-- Your goal --
Set the data down again, word for word, as it appears below.

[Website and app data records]
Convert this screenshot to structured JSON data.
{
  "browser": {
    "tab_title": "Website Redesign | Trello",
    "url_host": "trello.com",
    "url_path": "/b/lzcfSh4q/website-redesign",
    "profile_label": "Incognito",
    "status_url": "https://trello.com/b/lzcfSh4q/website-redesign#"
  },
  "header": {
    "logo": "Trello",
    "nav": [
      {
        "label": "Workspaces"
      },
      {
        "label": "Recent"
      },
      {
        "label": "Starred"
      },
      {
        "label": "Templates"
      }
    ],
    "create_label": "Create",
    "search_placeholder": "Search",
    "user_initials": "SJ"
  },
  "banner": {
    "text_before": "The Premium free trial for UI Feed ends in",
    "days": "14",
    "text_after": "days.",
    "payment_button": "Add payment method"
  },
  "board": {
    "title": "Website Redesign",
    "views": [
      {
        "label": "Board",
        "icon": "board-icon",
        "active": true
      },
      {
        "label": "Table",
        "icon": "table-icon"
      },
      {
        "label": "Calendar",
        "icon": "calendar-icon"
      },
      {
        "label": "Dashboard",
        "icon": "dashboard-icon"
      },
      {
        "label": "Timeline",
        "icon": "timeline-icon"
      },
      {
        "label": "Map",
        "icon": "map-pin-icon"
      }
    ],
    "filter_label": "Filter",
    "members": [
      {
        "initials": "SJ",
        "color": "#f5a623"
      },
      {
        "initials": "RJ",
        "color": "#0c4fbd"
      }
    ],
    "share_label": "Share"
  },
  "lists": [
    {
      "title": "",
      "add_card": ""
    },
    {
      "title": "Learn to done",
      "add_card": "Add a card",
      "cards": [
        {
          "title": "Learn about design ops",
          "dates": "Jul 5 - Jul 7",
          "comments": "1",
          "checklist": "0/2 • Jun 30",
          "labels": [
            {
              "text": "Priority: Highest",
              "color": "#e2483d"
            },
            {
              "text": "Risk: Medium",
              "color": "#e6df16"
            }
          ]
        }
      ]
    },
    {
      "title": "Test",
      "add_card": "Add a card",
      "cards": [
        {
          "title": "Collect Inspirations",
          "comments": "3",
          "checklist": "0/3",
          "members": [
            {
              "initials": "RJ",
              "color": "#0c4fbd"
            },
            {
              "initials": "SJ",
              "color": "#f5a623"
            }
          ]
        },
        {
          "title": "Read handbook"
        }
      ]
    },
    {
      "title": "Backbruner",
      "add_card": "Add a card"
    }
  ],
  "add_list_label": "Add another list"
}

-- Written reply --
Convert this screenshot to structured JSON data.
{
  "browser": {
    "tab_title": "Website Redesign | Trello",
    "url_host": "trello.com",
    "url_path": "/b/lzcfSh4q/website-redesign",
    "profile_label": "Incognito",
    "status_url": "https://trello.com/b/lzcfSh4q/website-redesign#"
  },
  "header": {
    "logo": "Trello",
    "nav": [
      {
        "label": "Workspaces"
      },
      {
        "label": "Recent"
      },
      {
        "label": "Starred"
      },
      {
        "label": "Templates"
      }
    ],
    "create_label": "Create",
    "search_placeholder": "Search",
    "user_initials": "SJ"
  },
  "banner": {
    "text_before": "The Premium free trial for UI Feed ends in",
    "days": "14",
    "text_after": "days.",
    "payment_button": "Add payment method"
  },
  "board": {
    "title": "Website Redesign",
    "views": [
      {
        "label": "Board",
        "icon": "board-icon",
        "active": true
      },
      {
        "label": "Table",
        "icon": "table-icon"
      },
      {
        "label": "Calendar",
        "icon": "calendar-icon"
      },
      {
        "label": "Dashboard",
        "icon": "dashboard-icon"
      },
      {
        "label": "Timeline",
        "icon": "timeline-icon"
      },
      {
        "label": "Map",
        "icon": "map-pin-icon"
      }
    ],
    "filter_label": "Filter",
    "members": [
      {
        "initials": "SJ",
        "color": "#f5a623"
      },
      {
        "initials": "RJ",
        "color": "#0c4fbd"
      }
    ],
    "share_label": "Share"
  },
  "lists": [
    {
      "title": "",
      "add_card": ""
    },
    {
      "title": "Learn to done",
      "add_card": "Add a card",
      "cards": [
        {
          "title": "Learn about design ops",
          "dates": "Jul 5 - Jul 7",
          "comments": "1",
          "checklist": "0/2 • Jun 30",
          "labels": [
            {
              "text": "Priority: Highest",
              "color": "#e2483d"
            },
            {
              "text": "Risk: Medium",
              "color": "#e6df16"
            }
          ]
        }
      ]
    },
    {
      "title": "Test",
      "add_card": "Add a card",
      "cards": [
        {
          "title": "Collect Inspirations",
          "comments": "3",
          "checklist": "0/3",
          "members": [
            {
              "initials": "RJ",
              "color": "#0c4fbd"
            },
            {
              "initials": "SJ",
              "color": "#f5a623"
            }
          ]
        },
        {
          "title": "Read handbook"
        }
      ]
    },
    {
      "title": "Backbruner",
      "add_card": "Add a card"
    }
  ],
  "add_list_label": "Add another list"
}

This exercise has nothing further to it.